> Work instructions: If a line in the entries includes "JSON", show that line.

> Exercise data:
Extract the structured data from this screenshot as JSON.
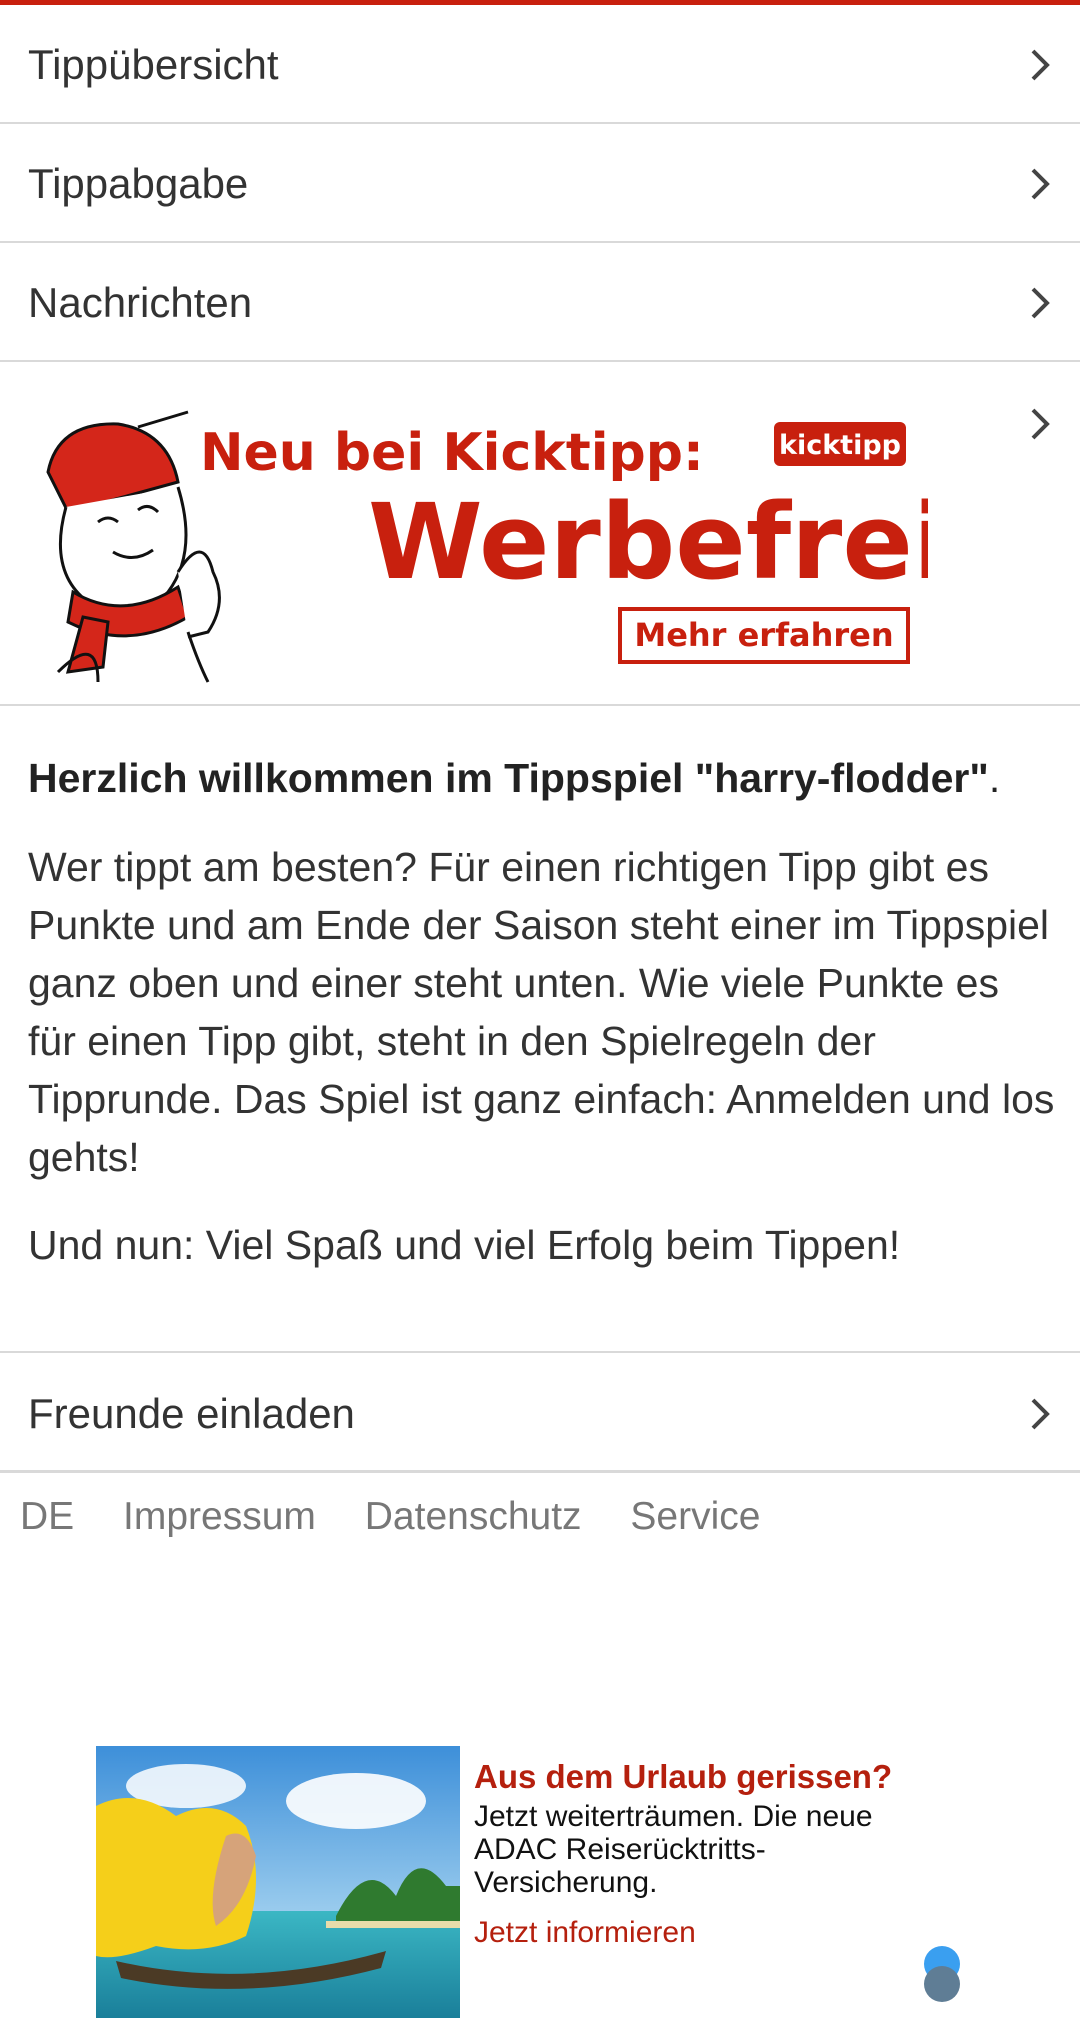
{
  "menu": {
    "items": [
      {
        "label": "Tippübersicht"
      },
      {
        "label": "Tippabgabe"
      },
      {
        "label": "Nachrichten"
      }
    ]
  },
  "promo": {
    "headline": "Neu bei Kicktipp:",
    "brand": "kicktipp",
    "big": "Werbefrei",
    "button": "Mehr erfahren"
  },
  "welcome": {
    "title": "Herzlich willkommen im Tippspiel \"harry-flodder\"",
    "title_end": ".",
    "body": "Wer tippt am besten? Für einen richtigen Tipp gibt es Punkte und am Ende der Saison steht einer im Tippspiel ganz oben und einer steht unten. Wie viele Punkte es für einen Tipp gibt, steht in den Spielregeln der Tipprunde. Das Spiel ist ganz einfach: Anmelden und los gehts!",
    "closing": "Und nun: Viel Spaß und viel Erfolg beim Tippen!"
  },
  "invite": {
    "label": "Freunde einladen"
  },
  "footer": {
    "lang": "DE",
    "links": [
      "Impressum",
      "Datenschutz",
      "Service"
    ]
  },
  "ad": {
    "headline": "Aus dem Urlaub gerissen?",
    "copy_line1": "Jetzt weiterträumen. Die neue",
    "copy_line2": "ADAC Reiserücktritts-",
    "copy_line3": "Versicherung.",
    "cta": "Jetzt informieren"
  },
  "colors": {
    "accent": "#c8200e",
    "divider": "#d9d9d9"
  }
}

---

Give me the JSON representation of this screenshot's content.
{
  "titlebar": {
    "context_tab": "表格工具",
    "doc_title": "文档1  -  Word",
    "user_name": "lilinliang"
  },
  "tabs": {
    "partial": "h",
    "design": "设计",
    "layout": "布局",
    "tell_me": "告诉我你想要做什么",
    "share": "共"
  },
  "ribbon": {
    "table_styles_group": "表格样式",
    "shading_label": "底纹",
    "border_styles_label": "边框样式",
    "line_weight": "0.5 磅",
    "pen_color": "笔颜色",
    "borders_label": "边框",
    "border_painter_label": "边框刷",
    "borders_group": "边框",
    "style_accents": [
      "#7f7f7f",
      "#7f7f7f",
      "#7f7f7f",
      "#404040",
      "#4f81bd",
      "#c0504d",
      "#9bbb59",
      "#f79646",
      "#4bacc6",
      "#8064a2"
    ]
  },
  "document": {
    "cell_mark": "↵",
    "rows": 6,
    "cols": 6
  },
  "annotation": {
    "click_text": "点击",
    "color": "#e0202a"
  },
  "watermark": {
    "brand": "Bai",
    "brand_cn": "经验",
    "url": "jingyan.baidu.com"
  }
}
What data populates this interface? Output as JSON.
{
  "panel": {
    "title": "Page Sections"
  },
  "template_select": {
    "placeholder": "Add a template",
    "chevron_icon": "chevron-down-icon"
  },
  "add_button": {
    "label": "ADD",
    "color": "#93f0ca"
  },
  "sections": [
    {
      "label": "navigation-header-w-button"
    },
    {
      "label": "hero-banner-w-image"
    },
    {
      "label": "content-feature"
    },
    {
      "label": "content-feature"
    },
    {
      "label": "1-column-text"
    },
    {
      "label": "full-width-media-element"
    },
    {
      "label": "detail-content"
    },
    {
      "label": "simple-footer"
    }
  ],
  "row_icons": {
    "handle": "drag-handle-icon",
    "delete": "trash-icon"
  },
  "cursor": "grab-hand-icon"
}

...

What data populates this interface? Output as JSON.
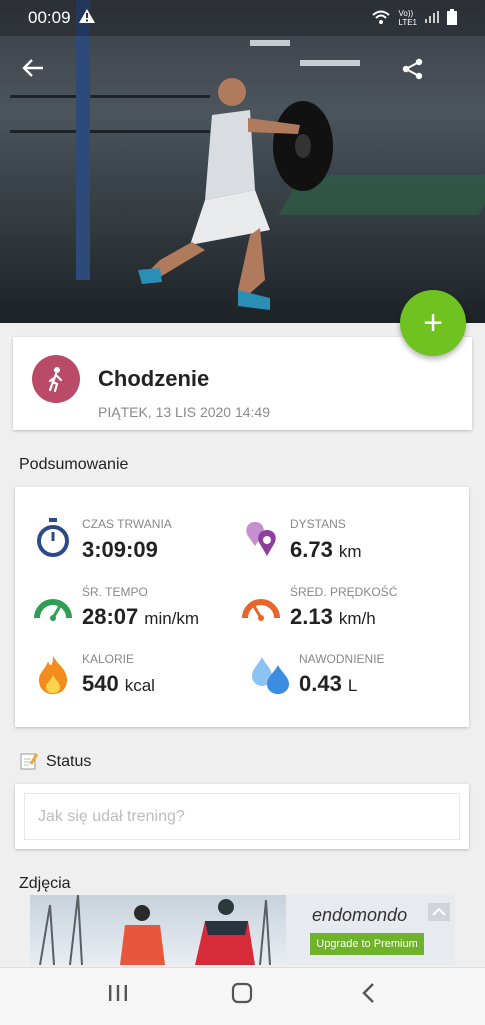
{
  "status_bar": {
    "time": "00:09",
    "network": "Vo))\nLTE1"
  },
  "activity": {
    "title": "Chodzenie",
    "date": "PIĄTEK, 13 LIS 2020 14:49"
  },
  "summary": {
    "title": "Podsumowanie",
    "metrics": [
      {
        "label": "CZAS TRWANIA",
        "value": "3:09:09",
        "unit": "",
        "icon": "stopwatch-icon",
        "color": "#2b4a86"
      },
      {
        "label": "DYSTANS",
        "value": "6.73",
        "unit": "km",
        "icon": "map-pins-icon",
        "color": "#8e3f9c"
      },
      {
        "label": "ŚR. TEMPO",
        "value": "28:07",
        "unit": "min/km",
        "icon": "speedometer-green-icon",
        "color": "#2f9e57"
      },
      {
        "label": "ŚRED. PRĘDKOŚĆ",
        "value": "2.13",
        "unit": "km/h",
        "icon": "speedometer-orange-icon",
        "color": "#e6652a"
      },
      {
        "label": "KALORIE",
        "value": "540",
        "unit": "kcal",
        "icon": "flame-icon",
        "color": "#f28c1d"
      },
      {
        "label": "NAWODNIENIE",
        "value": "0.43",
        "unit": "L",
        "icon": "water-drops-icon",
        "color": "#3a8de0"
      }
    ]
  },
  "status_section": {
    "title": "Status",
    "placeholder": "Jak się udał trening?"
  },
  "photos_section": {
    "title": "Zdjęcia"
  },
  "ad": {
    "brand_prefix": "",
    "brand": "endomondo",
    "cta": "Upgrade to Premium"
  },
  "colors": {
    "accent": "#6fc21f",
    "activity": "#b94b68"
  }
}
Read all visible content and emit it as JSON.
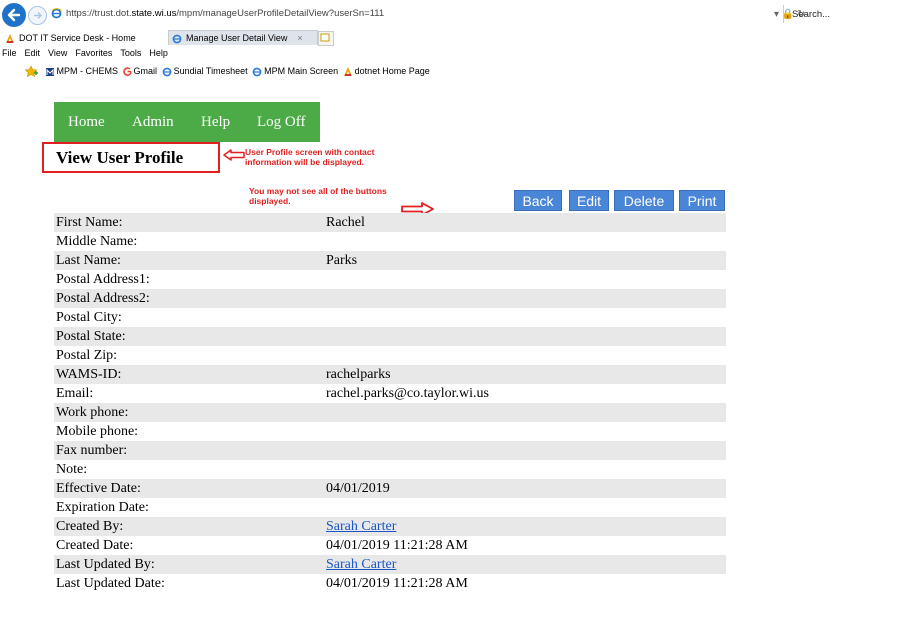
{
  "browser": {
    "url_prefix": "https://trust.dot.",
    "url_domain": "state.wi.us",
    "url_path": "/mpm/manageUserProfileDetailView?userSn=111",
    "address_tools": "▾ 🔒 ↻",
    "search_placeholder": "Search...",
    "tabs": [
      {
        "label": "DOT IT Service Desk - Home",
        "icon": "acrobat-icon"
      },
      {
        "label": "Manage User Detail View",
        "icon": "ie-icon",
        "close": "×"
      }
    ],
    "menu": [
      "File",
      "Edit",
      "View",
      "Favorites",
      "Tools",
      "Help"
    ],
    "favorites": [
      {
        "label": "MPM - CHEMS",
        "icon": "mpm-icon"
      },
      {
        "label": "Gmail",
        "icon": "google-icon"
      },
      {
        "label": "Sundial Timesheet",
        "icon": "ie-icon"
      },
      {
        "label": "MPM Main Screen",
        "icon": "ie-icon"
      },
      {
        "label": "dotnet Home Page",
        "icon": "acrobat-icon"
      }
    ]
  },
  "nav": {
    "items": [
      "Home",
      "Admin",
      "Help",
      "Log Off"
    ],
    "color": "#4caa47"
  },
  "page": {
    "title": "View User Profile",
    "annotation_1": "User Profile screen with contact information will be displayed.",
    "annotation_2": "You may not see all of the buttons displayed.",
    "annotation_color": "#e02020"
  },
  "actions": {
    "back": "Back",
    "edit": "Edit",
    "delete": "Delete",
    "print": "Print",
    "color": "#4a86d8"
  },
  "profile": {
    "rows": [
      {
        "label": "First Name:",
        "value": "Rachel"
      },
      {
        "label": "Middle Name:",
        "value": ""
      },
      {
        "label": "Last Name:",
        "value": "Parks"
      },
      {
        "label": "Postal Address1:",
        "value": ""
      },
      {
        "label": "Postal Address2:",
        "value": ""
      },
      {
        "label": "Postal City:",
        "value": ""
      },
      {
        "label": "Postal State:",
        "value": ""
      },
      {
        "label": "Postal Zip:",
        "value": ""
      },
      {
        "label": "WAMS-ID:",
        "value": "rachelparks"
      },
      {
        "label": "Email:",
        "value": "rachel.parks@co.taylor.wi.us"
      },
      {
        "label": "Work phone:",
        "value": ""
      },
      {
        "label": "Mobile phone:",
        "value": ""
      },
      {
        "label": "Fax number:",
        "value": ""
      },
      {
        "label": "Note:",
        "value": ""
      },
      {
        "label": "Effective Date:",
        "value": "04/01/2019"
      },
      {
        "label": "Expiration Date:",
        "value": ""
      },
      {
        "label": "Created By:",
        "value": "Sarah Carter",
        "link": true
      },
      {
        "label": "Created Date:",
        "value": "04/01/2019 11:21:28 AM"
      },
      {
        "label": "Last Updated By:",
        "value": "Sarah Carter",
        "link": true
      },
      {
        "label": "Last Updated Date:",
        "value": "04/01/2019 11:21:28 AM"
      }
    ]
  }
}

> Result of the task:
Extract the structured data from this screenshot as JSON.
Give me the JSON representation of this screenshot's content.
What data populates this interface? Output as JSON.
What data populates this interface? Output as JSON.
Read all visible content and emit it as JSON.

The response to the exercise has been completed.